Weston, FL (PRWEB) September 21, 2012
By definition College Board Advanced Placement (AP) classes are textbook intensive. These are college-level courses offered by high schools. Students can obtain college credit by passing a rigorous exam.
Ashley Andress, one of the Social Studies teachers at The Sagemont School, a private school in Broward County, has come up with a clever way to help her students prepare for the AP Human Geography exam. She wants students to get their head in the game, literally. As a final project she has students create a board game as a way to review for the AP exam.
AP Human Geography is one of the most popular courses at The Sagemont School. The class is often taken by 10th graders as one of their first AP courses. The Social Studies class is described as the introduction to the systematic study of patterns and processes that have shaped human understanding, use and alteration of the Earth’s surface. Through the curriculum, high school students employ spatial concepts and landscape analysis to examine human social organization and its environmental consequences. Students also study the methods and tools geographers use in their science and practice.

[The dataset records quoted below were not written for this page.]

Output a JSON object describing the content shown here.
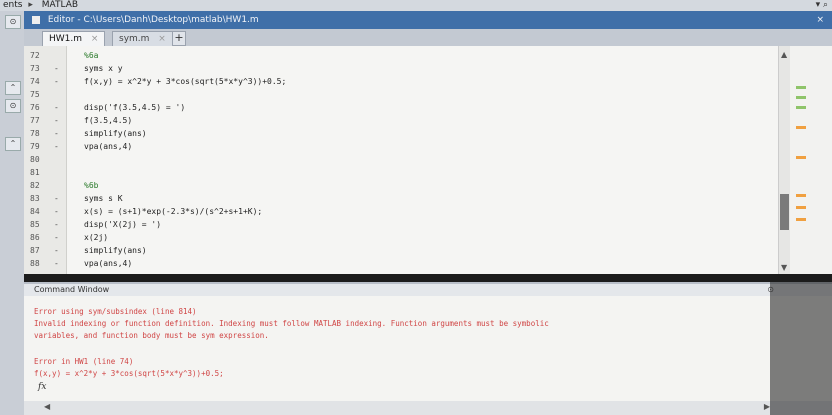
{
  "pathbar": {
    "segment1": "ents",
    "separator": "▸",
    "segment2": "MATLAB"
  },
  "editor": {
    "title": "Editor - C:\\Users\\Danh\\Desktop\\matlab\\HW1.m",
    "close_label": "×",
    "tabs": [
      {
        "label": "HW1.m",
        "close": "×",
        "active": true
      },
      {
        "label": "sym.m",
        "close": "×",
        "active": false
      }
    ],
    "add_tab_label": "+"
  },
  "code_lines": [
    {
      "num": "72",
      "exec": "",
      "text": "%6a",
      "comment": true
    },
    {
      "num": "73",
      "exec": "-",
      "text": "syms x y",
      "comment": false
    },
    {
      "num": "74",
      "exec": "-",
      "text": "f(x,y) = x^2*y + 3*cos(sqrt(5*x*y^3))+0.5;",
      "comment": false
    },
    {
      "num": "75",
      "exec": "",
      "text": "",
      "comment": false
    },
    {
      "num": "76",
      "exec": "-",
      "text": "disp('f(3.5,4.5) = ')",
      "comment": false
    },
    {
      "num": "77",
      "exec": "-",
      "text": "f(3.5,4.5)",
      "comment": false
    },
    {
      "num": "78",
      "exec": "-",
      "text": "simplify(ans)",
      "comment": false
    },
    {
      "num": "79",
      "exec": "-",
      "text": "vpa(ans,4)",
      "comment": false
    },
    {
      "num": "80",
      "exec": "",
      "text": "",
      "comment": false
    },
    {
      "num": "81",
      "exec": "",
      "text": "",
      "comment": false
    },
    {
      "num": "82",
      "exec": "",
      "text": "%6b",
      "comment": true
    },
    {
      "num": "83",
      "exec": "-",
      "text": "syms s K",
      "comment": false
    },
    {
      "num": "84",
      "exec": "-",
      "text": "x(s) = (s+1)*exp(-2.3*s)/(s^2+s+1+K);",
      "comment": false
    },
    {
      "num": "85",
      "exec": "-",
      "text": "disp('X(2j) = ')",
      "comment": false
    },
    {
      "num": "86",
      "exec": "-",
      "text": "x(2j)",
      "comment": false
    },
    {
      "num": "87",
      "exec": "-",
      "text": "simplify(ans)",
      "comment": false
    },
    {
      "num": "88",
      "exec": "-",
      "text": "vpa(ans,4)",
      "comment": false
    }
  ],
  "command_window": {
    "title": "Command Window",
    "lines": [
      "Error using sym/subsindex (line 814)",
      "Invalid indexing or function definition. Indexing must follow MATLAB indexing. Function arguments must be symbolic",
      "variables, and function body must be sym expression.",
      "",
      "Error in HW1 (line 74)",
      "f(x,y) = x^2*y + 3*cos(sqrt(5*x*y^3))+0.5;"
    ],
    "prompt": "fx"
  },
  "colors": {
    "title_bar": "#3f6fa8",
    "error_text": "#d04545",
    "comment": "#2a7a2a",
    "marker_warning": "#f0a040",
    "marker_ok": "#8fc46a"
  }
}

The course covers a wide and diverse selection of information. Sagemont students learn about maps, population growth, political geography, economics, agriculture, as well rural and urban geography. At the end of the course, it is a daunting job to review this broad survey of information.
Each year the games become more challenging and complex. Last year, private school student, Daniel Cardamone and his partners took the game to gargantuan proportions, creating a life-size game that had to be played in the walkway outside the classroom. Other games are desktop size and resemble popular board games such as Cranium, The Game of Life and Monopoly. “The students must include questions from all of the units that we cover throughout the year, from population geography to environmental geography and everything in between,” states Ms. Andress.
Regardless of size, the games must all be “playable.” The high school students take turns playing their classmates’ games as a means of reviewing for the AP exam. Students are evaluated on their knowledge of the AP Human Geography concepts as they play.
Senior Laura Gaddini thought the games were a clever and fun way to reinforce the lessons learned in class. “I think hands-on activities are more effective in helping students study because I find the traditional way a bit limiting. Creating the board game required me to think more about the concepts rather than just memorizing them in my head like traditional study methods tend to require,” she explains. “Playing my classmates’ board games also provided me with a challenge to see just how much I knew about the concepts.”
Cardamone, a junior, agrees. “I firmly believe that hands-on activities are more beneficial than traditional study methods. They perk interest as you learn to implement the knowledge learned in practical ways instead of sitting down and studying class notes.”
Although he acknowledges that he did need to study his notes to create the game. “By re-evaluating my notes from concepts studied in Human Geography throughout the year and creating flashcards for the game, I was able to further memorize important information to help me succeed on the AP exam.”
Ms. Andress says she is proud of how her students embrace this project with such gusto. “Each year, when the students turn in their board games, they impress me more and more. I keep thinking they will run out of new ideas, but they never do,” she shares. “The students can be so creative when given the chance, even with an AP class which is usually geared towards the textbook and preparing for the AP exam. They all really step up to the plate in applying their knowledge to create these games.”
The board game project is not the only hands-on activity Ms. Andress utilizes in her classes. She also has her AP Human Geography students create their own graphs and charts throughout the year to better prepare them for interpreting them on the AP exam.
She also teaches economics to all Sagemont seniors. Each year she does a project with them called Senior Market. “Students have to create their own businesses from scratch based on something they think the population of the school has a demand for,” explains Ms. Andress. “The students make the product, the advertising, the storefront itself. Then, for one week during lunch, they compete to sell their products to the students and teachers at Sagemont.”
Sagemont is committed to providing a college prep curriculum that is innovative and technologically rich in content and delivery. Sagemont serves students from preschool through 12th grade, and the school’s graduates are accepted into some of the best colleges and universities in the nation.
The Sagemont School and operates two campuses in Weston, Fl. In preschool through the elementary grades, The Sagemont School provides core concepts in a creative environment combined with weekly specials that include science, art, music, Spanish for non-native & native speakers, swimming, PE and media and technology. From middle school through high school graduation, Sagemont students choose from a variety of regular, honors and AP course work. In addition, students share in a networked wireless laptop environment and participate in a comprehensive guidance program for college entrance. Visit The Sagemont School Web site at http://www.sagemont.com/ or blog at http://www.sagemont-privateschoolblog.com/